  4. Sen  CK, Gordillo  GM, Roy  S, Kirsner  R, Lambert  L, Hunt  TK, et al. Human skin wounds: a major and snowballing threat to public health and the economy. Wound Repair Regen. 2009;17:76371. DOIPubMedGoogle Scholar
  5. Leopold  SJ, van Leth  F, Tarekegn  H, Schultsz  C. Antimicrobial drug resistance among clinically relevant bacterial isolates in sub-Saharan Africa: a systematic review. J Antimicrob Chemother. 2014;69:233753. DOIPubMedGoogle Scholar
  6. Cheesbrough  M. District laboratory practice in tropical countries. Part 2. 2nd ed. Cambridge (UK): Cambridge University Press; 2006.
  7. The European Committee on Antimicrobial Susceptibility Testing. Breakpoint tables for interpretation of MICs and zone diameters. Version 4.0. 2014 [cited 2017 Sep 9].
  8. Clinical and Laboratory Standards Institute. Performance standards for antimicrobial susceptibility testing: twenty-fourth informational supplement (M100–S24). Wayne (PA): The Institute; 2014.
  9. Nwankwo  E, Edino  S. Seasonal variation and risk factors associated with surgical site infection rate in Kano, Nigeria. Turk J Med Sci. 2014;44:67480. DOIPubMedGoogle Scholar
  10. Ntirenganya  C, Manzi  O, Muvunyi  CM, Ogbuagu  O. High prevalence of antimicrobial resistance among common bacterial isolates in a tertiary healthcare facility in Rwanda. Am J Trop Med Hyg. 2015;92:86570. DOIPubMedGoogle Scholar
  11. Manyahi  J, Matee  MI, Majigo  M, Moyo  S, Mshana  SE, Lyamuya  EF. Predominance of multi-drug resistant bacterial pathogens causing surgical site infections in Muhimbili National Hospital, Tanzania. BMC Res Notes. 2014;7:500. DOIPubMedGoogle Scholar
  12. Mengesha  RE, Kasa  BG, Saravanan  M, Berhe  DF, Wasihun  AG. Aerobic bacteria in post surgical wound infections and pattern of their antimicrobial susceptibility in Ayder Teaching and Referral Hospital, Mekelle, Ethiopia. BMC Res Notes. 2014;7:575. DOIPubMedGoogle Scholar
  13. Falagas  ME, Karageorgopoulos  DE, Leptidis  J, Korbila  IP. MRSA in Africa: filling the global map of antimicrobial resistance. PLoS One. 2013;8:e68024. DOIPubMedGoogle Scholar
  14. Morgan  DJ, Okeke  IN, Laxminarayan  R, Perencevich  EN, Weisenberg  S. Non-prescription antimicrobial use worldwide: a systematic review. Lancet Infect Dis. 2011;11:692701. DOIPubMedGoogle Scholar
  15. Elder  DP, Kuentz  M, Holm  R. Antibiotic resistance: the need for a global strategy. J Pharm Sci. 2016;105:227887. DOIPubMedGoogle Scholar

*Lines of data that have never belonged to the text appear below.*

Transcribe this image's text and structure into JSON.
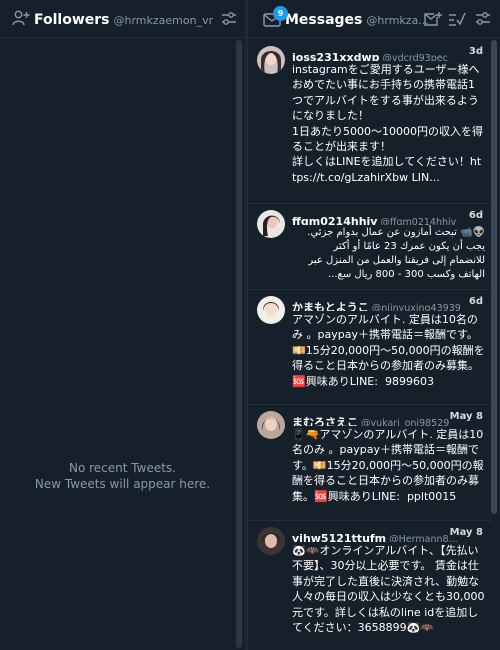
{
  "followers": {
    "column_number": "5",
    "title": "Followers",
    "handle": "@hrmkzaemon_vr",
    "empty_line1": "No recent Tweets.",
    "empty_line2": "New Tweets will appear here."
  },
  "messages": {
    "column_number": "6",
    "badge": "9",
    "title": "Messages",
    "handle": "@hrmkza...",
    "items": [
      {
        "name": "joss231xxdwp",
        "handle": "@vdcrd93pec",
        "time": "3d",
        "text": "instagramをご愛用するユーザー様へ\nおめでたい事にお手持ちの携帯電話1つでアルバイトをする事が出来るようになりました！\n1日あたり5000〜10000円の収入を得ることが出来ます！\n詳しくはLINEを追加してください！https://t.co/gLzahirXbw LIN..."
      },
      {
        "name": "ffgm0214hhjv",
        "handle": "@ffgm0214hhjv",
        "time": "6d",
        "text": "👽📹 تبحث أمازون عن عمال بدوام جزئي.\nيجب أن يكون عمرك 23 عامًا أو أكثر\nللانضمام إلى فريقنا والعمل من المنزل عبر\nالهاتف وكسب 300 - 800 ريال سع..."
      },
      {
        "name": "かまもとようこ",
        "handle": "@njjnyuxing43939",
        "time": "6d",
        "text": "アマゾンのアルバイト. 定員は10名のみ 。paypay＋携帯電話＝報酬です。💴15分20,000円〜50,000円の報酬を得ること日本からの参加者のみ募集。🆘興味ありLINE:  9899603"
      },
      {
        "name": "まむろさえこ",
        "handle": "@yukari_oni98529",
        "time": "May 8",
        "text": "📱🔫アマゾンのアルバイト. 定員は10名のみ 。paypay＋携帯電話＝報酬です。💴15分20,000円〜50,000円の報酬を得ること日本からの参加者のみ募集。🆘興味ありLINE:  pplt0015"
      },
      {
        "name": "vjhw5121ttufm",
        "handle": "@Hermann8...",
        "time": "May 8",
        "text": "🐼🦇オンラインアルバイト、【先払い不要】、30分以上必要です。 賃金は仕事が完了した直後に決済され、勤勉な人々の毎日の収入は少なくとも30,000元です。詳しくは私のline idを追加してください：3658899🐼🦇"
      }
    ]
  },
  "colors": {
    "background": "#15202b",
    "divider": "#22303c",
    "muted_text": "#8899a6",
    "accent": "#1d9bf0",
    "icon": "#8899a6"
  },
  "icons": {
    "followers": "person-add-icon",
    "filter": "sliders-icon",
    "messages": "envelope-icon",
    "compose": "new-message-icon",
    "mark_read": "check-list-icon"
  }
}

Cite This Article

DOI: 10.3201/eid2405.171506

Original Publication Date: March 28, 2018

1Preliminary results from this study were presented at the Annual Meeting of the German Society of Tropical Medicine and International Health; October 7–8, 2016; Bonn, Germany; and at the 69th Annual Meeting of the German Society for Hygiene and Microbiology; March 5–8, 2017; Wuerzburg, Germany.

2These authors contributed equally to this article.

Table of Contents – Volume 24, Number 5—May 2018

EID Search Options
presentation_01 Advanced Article Search – Search articles by author and/or keyword.
presentation_01 Articles by Country Search – Search articles by the topic country.
presentation_01 Article Type Search – Search articles by article type and issue.



Please use the form below to submit correspondence to the authors or contact them at the following address:

Marco H. Schulze, University Medical Center Goettingen, Institute for Medical Microbiology and Goettingen International Health Network, Kreuzbergring 57, D-37075 Goettingen, Germany

Send To

10000 character(s) remaining.


Page created: April 17, 2018
Page updated: April 17, 2018
Page reviewed: April 17, 2018
The conclusions, findings, and opinions expressed by authors contributing to this journal do not necessarily reflect the official position of the U.S. Department of Health and Human Services, the Public Health Service, the Centers for Disease Control and Prevention, or the authors' affiliated institutions. Use of trade names is for identification only and does not imply endorsement by any of the groups named above.